> TASK REQUIREMENTS
Copy out the entries below in full and exactly.

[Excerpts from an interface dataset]
====

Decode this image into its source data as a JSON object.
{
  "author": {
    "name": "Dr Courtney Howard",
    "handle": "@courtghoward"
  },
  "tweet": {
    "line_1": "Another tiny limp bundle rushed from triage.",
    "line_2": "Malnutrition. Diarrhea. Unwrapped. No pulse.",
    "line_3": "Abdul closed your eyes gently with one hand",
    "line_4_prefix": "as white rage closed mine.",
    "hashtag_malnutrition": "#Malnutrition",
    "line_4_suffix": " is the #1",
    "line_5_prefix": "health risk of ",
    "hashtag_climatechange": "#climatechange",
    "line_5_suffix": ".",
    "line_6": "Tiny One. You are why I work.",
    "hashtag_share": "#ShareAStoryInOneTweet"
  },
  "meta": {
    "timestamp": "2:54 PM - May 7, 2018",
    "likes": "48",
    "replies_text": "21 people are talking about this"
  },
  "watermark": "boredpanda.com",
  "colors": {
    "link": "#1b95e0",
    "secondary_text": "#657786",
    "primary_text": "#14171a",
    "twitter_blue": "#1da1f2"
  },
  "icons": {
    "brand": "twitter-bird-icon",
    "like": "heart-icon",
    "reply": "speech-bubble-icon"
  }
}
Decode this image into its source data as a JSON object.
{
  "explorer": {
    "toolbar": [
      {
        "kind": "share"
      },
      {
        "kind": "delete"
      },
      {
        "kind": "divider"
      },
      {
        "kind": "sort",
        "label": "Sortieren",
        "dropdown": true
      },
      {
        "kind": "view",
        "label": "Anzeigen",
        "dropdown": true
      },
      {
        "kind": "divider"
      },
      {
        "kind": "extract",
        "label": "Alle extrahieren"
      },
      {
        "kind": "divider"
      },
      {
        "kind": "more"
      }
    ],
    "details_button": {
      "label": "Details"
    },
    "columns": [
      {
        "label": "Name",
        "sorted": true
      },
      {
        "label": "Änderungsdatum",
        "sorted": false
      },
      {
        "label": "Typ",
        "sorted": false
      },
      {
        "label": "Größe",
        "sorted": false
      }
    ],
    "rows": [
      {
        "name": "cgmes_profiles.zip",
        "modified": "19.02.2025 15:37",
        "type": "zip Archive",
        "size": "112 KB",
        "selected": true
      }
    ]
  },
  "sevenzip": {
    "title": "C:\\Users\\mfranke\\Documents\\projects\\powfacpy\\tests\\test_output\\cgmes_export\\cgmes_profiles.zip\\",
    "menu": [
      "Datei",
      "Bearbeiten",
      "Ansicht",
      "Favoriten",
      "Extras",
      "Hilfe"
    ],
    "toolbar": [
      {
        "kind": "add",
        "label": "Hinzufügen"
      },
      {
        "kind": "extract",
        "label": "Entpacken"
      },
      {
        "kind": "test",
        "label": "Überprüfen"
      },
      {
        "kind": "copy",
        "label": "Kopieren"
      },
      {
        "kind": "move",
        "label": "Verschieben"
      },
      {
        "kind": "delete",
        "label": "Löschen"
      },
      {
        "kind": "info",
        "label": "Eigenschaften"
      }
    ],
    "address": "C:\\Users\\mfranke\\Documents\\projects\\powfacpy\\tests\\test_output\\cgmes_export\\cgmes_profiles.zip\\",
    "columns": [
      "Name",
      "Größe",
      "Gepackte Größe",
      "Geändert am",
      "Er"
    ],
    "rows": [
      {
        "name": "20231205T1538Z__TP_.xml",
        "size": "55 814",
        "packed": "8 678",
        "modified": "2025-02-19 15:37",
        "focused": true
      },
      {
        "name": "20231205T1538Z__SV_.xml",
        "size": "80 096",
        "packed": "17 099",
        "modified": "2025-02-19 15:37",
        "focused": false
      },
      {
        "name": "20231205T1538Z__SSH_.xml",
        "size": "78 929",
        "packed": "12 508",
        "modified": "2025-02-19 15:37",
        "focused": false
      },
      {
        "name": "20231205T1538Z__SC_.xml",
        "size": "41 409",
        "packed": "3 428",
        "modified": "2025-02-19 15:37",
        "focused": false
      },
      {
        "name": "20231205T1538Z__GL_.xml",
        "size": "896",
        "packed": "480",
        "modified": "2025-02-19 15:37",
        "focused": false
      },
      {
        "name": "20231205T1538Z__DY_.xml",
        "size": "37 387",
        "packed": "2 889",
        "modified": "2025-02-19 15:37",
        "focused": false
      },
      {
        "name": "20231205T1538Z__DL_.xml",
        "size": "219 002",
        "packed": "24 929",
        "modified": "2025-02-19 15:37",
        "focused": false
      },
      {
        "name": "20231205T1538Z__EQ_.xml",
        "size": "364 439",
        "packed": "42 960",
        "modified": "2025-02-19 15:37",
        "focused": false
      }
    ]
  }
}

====

> SOLUTION TO THE PROBLEM
Decode this image into its source data as a JSON object.
{
  "author": {
    "name": "Dr Courtney Howard",
    "handle": "@courtghoward"
  },
  "tweet": {
    "line_1": "Another tiny limp bundle rushed from triage.",
    "line_2": "Malnutrition. Diarrhea. Unwrapped. No pulse.",
    "line_3": "Abdul closed your eyes gently with one hand",
    "line_4_prefix": "as white rage closed mine.",
    "hashtag_malnutrition": "#Malnutrition",
    "line_4_suffix": " is the #1",
    "line_5_prefix": "health risk of ",
    "hashtag_climatechange": "#climatechange",
    "line_5_suffix": ".",
    "line_6": "Tiny One. You are why I work.",
    "hashtag_share": "#ShareAStoryInOneTweet"
  },
  "meta": {
    "timestamp": "2:54 PM - May 7, 2018",
    "likes": "48",
    "replies_text": "21 people are talking about this"
  },
  "watermark": "boredpanda.com",
  "colors": {
    "link": "#1b95e0",
    "secondary_text": "#657786",
    "primary_text": "#14171a",
    "twitter_blue": "#1da1f2"
  },
  "icons": {
    "brand": "twitter-bird-icon",
    "like": "heart-icon",
    "reply": "speech-bubble-icon"
  }
}
Decode this image into its source data as a JSON object.
{
  "explorer": {
    "toolbar": [
      {
        "kind": "share"
      },
      {
        "kind": "delete"
      },
      {
        "kind": "divider"
      },
      {
        "kind": "sort",
        "label": "Sortieren",
        "dropdown": true
      },
      {
        "kind": "view",
        "label": "Anzeigen",
        "dropdown": true
      },
      {
        "kind": "divider"
      },
      {
        "kind": "extract",
        "label": "Alle extrahieren"
      },
      {
        "kind": "divider"
      },
      {
        "kind": "more"
      }
    ],
    "details_button": {
      "label": "Details"
    },
    "columns": [
      {
        "label": "Name",
        "sorted": true
      },
      {
        "label": "Änderungsdatum",
        "sorted": false
      },
      {
        "label": "Typ",
        "sorted": false
      },
      {
        "label": "Größe",
        "sorted": false
      }
    ],
    "rows": [
      {
        "name": "cgmes_profiles.zip",
        "modified": "19.02.2025 15:37",
        "type": "zip Archive",
        "size": "112 KB",
        "selected": true
      }
    ]
  },
  "sevenzip": {
    "title": "C:\\Users\\mfranke\\Documents\\projects\\powfacpy\\tests\\test_output\\cgmes_export\\cgmes_profiles.zip\\",
    "menu": [
      "Datei",
      "Bearbeiten",
      "Ansicht",
      "Favoriten",
      "Extras",
      "Hilfe"
    ],
    "toolbar": [
      {
        "kind": "add",
        "label": "Hinzufügen"
      },
      {
        "kind": "extract",
        "label": "Entpacken"
      },
      {
        "kind": "test",
        "label": "Überprüfen"
      },
      {
        "kind": "copy",
        "label": "Kopieren"
      },
      {
        "kind": "move",
        "label": "Verschieben"
      },
      {
        "kind": "delete",
        "label": "Löschen"
      },
      {
        "kind": "info",
        "label": "Eigenschaften"
      }
    ],
    "address": "C:\\Users\\mfranke\\Documents\\projects\\powfacpy\\tests\\test_output\\cgmes_export\\cgmes_profiles.zip\\",
    "columns": [
      "Name",
      "Größe",
      "Gepackte Größe",
      "Geändert am",
      "Er"
    ],
    "rows": [
      {
        "name": "20231205T1538Z__TP_.xml",
        "size": "55 814",
        "packed": "8 678",
        "modified": "2025-02-19 15:37",
        "focused": true
      },
      {
        "name": "20231205T1538Z__SV_.xml",
        "size": "80 096",
        "packed": "17 099",
        "modified": "2025-02-19 15:37",
        "focused": false
      },
      {
        "name": "20231205T1538Z__SSH_.xml",
        "size": "78 929",
        "packed": "12 508",
        "modified": "2025-02-19 15:37",
        "focused": false
      },
      {
        "name": "20231205T1538Z__SC_.xml",
        "size": "41 409",
        "packed": "3 428",
        "modified": "2025-02-19 15:37",
        "focused": false
      },
      {
        "name": "20231205T1538Z__GL_.xml",
        "size": "896",
        "packed": "480",
        "modified": "2025-02-19 15:37",
        "focused": false
      },
      {
        "name": "20231205T1538Z__DY_.xml",
        "size": "37 387",
        "packed": "2 889",
        "modified": "2025-02-19 15:37",
        "focused": false
      },
      {
        "name": "20231205T1538Z__DL_.xml",
        "size": "219 002",
        "packed": "24 929",
        "modified": "2025-02-19 15:37",
        "focused": false
      },
      {
        "name": "20231205T1538Z__EQ_.xml",
        "size": "364 439",
        "packed": "42 960",
        "modified": "2025-02-19 15:37",
        "focused": false
      }
    ]
  }
}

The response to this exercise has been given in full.